AIM OF THE EXERCISE
In the data below, find each line containing the string "Open" and return it.

[Start of section]

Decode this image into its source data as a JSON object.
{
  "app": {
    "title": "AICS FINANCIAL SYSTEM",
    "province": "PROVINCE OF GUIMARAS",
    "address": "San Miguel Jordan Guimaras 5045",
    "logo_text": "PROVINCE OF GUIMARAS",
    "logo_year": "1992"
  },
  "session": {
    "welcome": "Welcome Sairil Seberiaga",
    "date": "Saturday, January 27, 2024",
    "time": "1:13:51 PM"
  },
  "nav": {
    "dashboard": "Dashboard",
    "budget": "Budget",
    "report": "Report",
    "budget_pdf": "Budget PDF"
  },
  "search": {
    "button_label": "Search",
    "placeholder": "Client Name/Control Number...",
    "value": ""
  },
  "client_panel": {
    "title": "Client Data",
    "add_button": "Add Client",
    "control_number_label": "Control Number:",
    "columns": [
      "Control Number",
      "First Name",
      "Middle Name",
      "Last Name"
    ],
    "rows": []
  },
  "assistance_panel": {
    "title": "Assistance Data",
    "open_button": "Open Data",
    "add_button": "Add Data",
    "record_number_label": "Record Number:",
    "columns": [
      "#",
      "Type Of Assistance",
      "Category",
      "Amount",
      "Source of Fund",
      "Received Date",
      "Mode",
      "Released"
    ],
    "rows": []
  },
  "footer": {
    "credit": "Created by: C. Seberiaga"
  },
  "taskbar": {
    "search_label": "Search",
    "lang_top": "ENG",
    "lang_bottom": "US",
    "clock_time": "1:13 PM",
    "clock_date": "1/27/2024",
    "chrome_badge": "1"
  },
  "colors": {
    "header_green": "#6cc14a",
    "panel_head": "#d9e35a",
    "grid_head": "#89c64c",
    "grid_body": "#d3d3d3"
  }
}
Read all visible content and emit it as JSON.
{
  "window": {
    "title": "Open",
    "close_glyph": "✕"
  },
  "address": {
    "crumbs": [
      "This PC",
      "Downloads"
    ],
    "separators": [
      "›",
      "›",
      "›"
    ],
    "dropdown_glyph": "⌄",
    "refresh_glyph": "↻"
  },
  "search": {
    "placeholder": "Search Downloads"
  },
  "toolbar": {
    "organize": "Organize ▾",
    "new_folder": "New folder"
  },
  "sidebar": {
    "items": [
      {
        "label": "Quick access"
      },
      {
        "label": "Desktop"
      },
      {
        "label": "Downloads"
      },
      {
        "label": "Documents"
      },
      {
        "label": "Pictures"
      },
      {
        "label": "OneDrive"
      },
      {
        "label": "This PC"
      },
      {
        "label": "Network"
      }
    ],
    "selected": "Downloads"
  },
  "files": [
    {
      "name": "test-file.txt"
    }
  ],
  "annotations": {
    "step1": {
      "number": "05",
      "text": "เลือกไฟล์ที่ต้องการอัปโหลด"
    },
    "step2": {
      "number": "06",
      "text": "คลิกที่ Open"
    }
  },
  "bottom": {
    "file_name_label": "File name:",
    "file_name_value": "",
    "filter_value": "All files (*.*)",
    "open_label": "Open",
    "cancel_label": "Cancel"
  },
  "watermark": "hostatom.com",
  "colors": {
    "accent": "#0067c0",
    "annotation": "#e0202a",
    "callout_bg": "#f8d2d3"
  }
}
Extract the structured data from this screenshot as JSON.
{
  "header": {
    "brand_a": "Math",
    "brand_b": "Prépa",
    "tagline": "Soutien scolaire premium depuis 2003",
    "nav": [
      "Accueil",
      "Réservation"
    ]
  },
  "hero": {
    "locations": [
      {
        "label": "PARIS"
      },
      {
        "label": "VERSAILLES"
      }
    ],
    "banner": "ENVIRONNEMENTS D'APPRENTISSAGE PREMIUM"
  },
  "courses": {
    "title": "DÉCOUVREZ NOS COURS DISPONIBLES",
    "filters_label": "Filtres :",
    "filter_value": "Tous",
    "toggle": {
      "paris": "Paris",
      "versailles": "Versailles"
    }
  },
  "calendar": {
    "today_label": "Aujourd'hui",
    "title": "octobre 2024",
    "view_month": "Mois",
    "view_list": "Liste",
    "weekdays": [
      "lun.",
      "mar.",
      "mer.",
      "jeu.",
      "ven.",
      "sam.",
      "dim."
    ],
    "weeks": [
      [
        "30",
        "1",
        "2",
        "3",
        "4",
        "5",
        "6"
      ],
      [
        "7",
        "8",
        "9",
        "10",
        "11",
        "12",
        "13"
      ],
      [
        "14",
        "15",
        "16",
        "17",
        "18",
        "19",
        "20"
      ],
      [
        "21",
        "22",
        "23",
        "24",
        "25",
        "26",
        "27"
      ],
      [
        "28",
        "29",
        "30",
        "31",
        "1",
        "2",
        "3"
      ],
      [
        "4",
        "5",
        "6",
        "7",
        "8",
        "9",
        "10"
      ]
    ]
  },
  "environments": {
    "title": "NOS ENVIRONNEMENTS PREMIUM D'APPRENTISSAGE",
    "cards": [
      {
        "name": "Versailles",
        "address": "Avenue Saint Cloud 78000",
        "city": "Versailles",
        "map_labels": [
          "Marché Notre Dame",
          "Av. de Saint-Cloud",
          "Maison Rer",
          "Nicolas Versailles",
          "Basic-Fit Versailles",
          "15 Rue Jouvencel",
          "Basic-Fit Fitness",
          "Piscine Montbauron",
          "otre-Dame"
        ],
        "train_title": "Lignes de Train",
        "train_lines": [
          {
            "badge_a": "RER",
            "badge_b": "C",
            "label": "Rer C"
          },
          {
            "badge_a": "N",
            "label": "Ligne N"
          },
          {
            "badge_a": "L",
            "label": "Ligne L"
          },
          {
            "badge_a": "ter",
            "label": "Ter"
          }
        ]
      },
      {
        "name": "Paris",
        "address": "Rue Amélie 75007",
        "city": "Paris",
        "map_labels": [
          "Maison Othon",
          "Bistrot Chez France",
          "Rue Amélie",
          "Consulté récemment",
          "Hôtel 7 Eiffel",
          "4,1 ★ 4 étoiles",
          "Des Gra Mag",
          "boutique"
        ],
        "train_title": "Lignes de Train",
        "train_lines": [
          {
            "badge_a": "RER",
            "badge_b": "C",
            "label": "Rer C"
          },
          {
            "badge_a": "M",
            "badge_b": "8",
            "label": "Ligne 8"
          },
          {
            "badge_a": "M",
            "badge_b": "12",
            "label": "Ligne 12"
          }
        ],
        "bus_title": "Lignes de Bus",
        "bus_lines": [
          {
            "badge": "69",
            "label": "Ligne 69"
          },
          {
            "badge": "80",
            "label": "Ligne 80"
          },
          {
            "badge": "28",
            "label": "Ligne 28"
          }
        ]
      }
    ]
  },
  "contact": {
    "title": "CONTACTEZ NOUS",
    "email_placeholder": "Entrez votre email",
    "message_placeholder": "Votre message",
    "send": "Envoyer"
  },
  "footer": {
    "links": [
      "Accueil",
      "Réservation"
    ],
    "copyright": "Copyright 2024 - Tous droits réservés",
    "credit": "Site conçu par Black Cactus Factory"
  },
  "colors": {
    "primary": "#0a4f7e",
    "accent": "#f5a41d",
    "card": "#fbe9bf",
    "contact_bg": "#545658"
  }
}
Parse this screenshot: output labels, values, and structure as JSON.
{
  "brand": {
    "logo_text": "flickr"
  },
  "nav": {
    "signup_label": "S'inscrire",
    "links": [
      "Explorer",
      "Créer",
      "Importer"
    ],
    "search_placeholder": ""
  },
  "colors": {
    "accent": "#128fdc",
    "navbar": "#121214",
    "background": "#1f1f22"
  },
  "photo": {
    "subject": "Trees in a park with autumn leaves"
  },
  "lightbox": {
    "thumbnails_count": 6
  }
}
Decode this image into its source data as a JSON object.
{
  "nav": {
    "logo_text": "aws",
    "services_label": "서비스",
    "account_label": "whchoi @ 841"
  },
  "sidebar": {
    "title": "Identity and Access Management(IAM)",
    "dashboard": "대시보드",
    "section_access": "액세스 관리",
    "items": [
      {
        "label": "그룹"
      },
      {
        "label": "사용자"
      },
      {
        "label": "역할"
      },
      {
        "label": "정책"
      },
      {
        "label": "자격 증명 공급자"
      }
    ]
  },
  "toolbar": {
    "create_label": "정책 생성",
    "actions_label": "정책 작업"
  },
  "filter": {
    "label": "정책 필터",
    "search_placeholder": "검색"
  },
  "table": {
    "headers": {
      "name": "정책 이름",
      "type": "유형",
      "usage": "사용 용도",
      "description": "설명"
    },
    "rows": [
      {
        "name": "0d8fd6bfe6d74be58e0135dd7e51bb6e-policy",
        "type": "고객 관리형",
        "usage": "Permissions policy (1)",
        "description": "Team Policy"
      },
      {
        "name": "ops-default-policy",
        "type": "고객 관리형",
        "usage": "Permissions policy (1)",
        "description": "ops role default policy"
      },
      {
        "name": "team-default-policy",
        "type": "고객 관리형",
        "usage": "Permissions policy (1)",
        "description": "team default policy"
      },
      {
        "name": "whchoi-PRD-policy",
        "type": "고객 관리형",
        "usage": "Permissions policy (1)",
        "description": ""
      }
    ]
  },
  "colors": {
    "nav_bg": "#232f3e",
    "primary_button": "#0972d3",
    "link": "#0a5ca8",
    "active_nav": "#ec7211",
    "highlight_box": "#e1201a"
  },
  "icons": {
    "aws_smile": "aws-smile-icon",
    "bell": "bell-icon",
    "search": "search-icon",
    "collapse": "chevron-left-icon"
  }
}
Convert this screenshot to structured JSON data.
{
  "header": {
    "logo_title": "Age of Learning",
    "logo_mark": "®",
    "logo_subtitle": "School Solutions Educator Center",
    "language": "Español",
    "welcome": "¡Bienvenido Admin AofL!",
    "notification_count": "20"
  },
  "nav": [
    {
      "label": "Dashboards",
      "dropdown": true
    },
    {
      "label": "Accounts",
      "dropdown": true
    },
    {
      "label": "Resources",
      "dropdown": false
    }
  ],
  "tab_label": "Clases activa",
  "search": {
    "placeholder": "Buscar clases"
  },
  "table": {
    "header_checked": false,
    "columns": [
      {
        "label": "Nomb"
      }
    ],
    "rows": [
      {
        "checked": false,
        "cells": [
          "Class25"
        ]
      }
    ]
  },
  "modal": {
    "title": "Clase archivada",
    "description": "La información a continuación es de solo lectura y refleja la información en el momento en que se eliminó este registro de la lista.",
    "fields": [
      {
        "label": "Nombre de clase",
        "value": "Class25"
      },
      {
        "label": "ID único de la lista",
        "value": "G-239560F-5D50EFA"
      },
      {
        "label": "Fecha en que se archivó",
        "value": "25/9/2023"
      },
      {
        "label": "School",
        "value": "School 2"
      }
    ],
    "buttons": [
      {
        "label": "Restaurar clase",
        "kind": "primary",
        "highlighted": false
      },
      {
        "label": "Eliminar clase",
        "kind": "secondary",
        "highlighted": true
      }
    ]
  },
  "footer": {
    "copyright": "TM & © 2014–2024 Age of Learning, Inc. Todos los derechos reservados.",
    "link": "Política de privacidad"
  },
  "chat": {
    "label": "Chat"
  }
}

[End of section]

SOLUTION
    "open_button": "Open Data",
    "title": "Open",
      "text": "คลิกที่ Open"
    "open_label": "Open",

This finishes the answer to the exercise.